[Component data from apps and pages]

◇ ◇ ◇ ◇

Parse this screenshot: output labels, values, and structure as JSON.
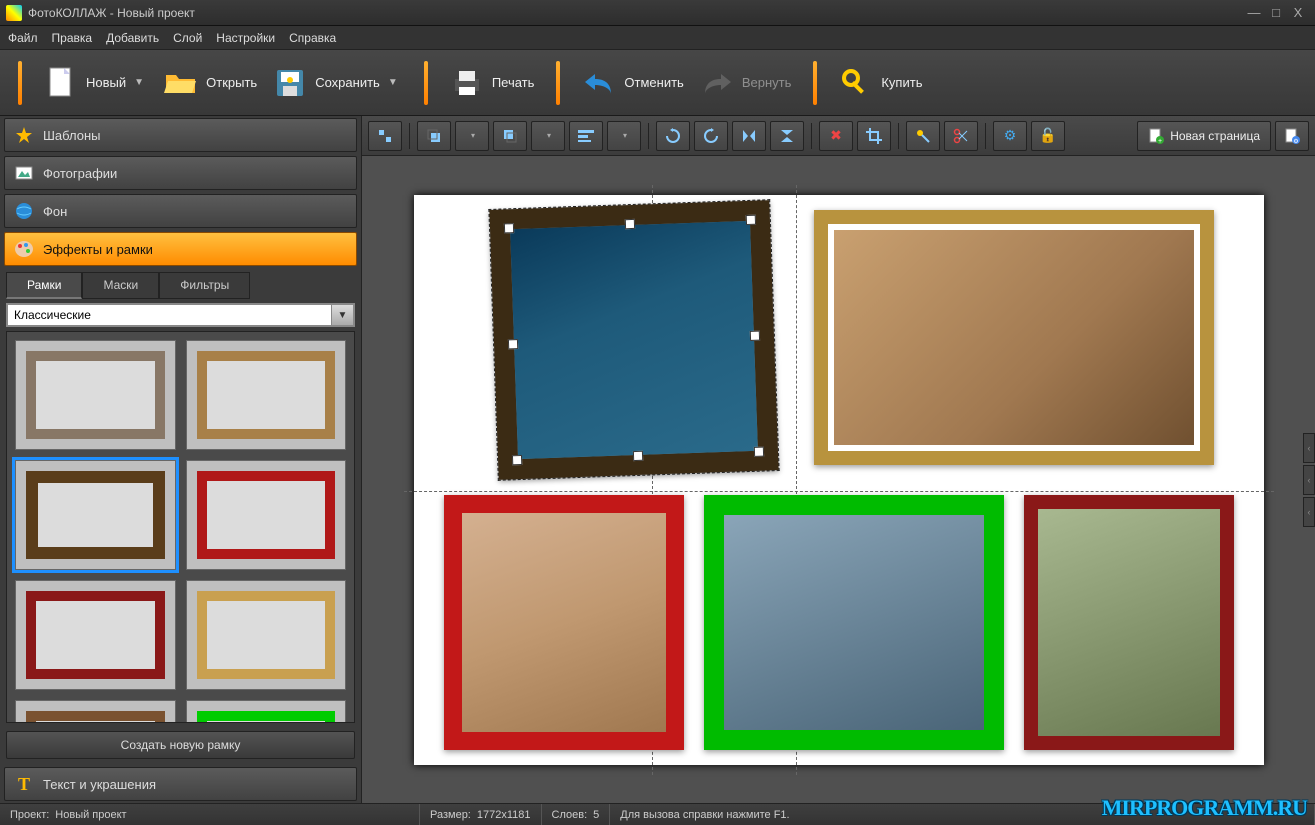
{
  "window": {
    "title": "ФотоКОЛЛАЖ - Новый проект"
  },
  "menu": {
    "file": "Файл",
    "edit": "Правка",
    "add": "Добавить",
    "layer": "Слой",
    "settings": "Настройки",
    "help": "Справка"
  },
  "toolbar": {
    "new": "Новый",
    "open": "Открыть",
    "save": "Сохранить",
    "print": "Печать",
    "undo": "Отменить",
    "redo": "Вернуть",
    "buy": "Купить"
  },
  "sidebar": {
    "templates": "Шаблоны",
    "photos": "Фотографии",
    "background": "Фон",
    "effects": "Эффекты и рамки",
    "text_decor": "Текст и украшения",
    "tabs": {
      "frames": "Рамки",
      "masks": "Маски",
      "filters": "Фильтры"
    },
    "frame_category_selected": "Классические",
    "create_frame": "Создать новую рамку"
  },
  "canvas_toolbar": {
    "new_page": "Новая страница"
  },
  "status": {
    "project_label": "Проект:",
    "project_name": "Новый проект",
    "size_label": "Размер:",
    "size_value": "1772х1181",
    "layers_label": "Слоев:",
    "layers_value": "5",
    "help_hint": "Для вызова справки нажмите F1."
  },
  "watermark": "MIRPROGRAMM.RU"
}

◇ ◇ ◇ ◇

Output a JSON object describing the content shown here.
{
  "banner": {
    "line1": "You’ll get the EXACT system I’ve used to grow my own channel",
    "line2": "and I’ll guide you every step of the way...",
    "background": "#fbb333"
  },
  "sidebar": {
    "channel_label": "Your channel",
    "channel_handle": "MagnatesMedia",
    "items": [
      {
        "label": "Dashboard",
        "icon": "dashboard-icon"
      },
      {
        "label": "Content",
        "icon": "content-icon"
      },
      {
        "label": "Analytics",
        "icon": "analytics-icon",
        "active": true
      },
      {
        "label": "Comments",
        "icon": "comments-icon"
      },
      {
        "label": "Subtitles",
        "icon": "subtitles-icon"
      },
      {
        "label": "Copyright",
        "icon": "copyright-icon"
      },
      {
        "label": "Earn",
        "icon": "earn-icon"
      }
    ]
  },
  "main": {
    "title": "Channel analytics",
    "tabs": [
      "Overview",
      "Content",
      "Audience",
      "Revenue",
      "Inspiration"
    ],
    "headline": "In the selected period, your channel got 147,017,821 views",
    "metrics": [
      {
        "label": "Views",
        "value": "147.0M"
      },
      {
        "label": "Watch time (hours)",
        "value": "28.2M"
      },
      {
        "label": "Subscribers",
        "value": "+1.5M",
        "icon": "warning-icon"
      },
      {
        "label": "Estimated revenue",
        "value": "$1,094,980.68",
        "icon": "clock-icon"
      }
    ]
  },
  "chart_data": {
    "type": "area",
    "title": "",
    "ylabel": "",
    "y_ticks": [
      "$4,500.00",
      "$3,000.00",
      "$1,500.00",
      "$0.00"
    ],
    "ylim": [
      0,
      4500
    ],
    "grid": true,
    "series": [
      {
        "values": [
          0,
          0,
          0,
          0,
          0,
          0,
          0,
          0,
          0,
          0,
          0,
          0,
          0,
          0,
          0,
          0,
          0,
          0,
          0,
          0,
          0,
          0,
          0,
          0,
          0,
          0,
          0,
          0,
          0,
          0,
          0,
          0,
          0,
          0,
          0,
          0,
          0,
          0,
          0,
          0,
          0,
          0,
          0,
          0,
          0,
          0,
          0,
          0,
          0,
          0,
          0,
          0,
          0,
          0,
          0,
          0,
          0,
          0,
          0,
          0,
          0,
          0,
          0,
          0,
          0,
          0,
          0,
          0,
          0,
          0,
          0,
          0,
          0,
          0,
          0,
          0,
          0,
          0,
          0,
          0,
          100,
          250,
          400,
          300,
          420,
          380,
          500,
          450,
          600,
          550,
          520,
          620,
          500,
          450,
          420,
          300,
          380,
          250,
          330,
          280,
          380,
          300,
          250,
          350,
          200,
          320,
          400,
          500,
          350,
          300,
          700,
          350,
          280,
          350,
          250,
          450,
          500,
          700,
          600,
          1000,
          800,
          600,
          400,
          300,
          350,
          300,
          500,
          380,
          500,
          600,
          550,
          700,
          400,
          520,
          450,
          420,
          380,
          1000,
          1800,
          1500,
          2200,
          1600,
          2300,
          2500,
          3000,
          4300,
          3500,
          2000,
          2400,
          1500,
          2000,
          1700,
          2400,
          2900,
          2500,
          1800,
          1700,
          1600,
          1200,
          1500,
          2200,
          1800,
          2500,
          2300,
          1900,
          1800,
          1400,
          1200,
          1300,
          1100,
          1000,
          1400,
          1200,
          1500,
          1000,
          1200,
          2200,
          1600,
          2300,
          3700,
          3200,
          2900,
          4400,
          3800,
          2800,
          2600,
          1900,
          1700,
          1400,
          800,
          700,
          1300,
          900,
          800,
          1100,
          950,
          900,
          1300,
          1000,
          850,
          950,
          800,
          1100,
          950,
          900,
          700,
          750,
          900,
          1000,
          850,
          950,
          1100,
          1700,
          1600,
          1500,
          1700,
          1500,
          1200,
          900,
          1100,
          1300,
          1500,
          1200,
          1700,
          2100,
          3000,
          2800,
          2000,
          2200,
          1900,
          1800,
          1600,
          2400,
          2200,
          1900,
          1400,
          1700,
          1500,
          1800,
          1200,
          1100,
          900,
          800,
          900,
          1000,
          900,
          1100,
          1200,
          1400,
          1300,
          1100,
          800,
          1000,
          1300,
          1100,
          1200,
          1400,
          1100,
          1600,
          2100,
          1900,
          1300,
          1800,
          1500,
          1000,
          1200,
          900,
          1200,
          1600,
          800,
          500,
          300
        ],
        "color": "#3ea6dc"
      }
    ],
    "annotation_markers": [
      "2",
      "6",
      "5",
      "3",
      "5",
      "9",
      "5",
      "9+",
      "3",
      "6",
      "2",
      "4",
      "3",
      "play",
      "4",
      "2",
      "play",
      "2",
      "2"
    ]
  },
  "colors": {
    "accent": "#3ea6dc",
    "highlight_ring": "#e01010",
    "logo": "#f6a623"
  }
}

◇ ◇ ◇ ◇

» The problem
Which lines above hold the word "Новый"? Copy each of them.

» Solution for this problem
    "title": "ФотоКОЛЛАЖ - Новый проект"
    "new": "Новый",
    "project_name": "Новый проект",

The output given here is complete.